(Dataset rows describing interfaces)
========

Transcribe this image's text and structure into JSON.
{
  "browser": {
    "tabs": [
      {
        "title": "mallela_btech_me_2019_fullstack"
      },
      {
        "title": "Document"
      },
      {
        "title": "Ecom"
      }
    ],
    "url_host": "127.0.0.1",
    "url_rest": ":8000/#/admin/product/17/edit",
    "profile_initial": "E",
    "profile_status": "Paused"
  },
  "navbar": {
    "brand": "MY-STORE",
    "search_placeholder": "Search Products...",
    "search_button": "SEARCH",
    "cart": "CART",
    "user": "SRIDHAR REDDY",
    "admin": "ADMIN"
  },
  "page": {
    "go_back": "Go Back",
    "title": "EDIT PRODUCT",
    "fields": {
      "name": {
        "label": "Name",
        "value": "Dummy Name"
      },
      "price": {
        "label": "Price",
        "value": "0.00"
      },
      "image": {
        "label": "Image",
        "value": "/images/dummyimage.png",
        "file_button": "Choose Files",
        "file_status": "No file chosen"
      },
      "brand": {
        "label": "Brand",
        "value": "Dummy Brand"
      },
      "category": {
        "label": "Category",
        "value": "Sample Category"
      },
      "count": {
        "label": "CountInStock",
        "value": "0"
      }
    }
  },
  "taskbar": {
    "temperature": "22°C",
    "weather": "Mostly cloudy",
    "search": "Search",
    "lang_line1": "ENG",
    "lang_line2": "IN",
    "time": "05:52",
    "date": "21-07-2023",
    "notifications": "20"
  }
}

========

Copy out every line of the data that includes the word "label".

        "label": "Name",
        "label": "Price",
        "label": "Image",
        "label": "Brand",
        "label": "Category",
        "label": "CountInStock",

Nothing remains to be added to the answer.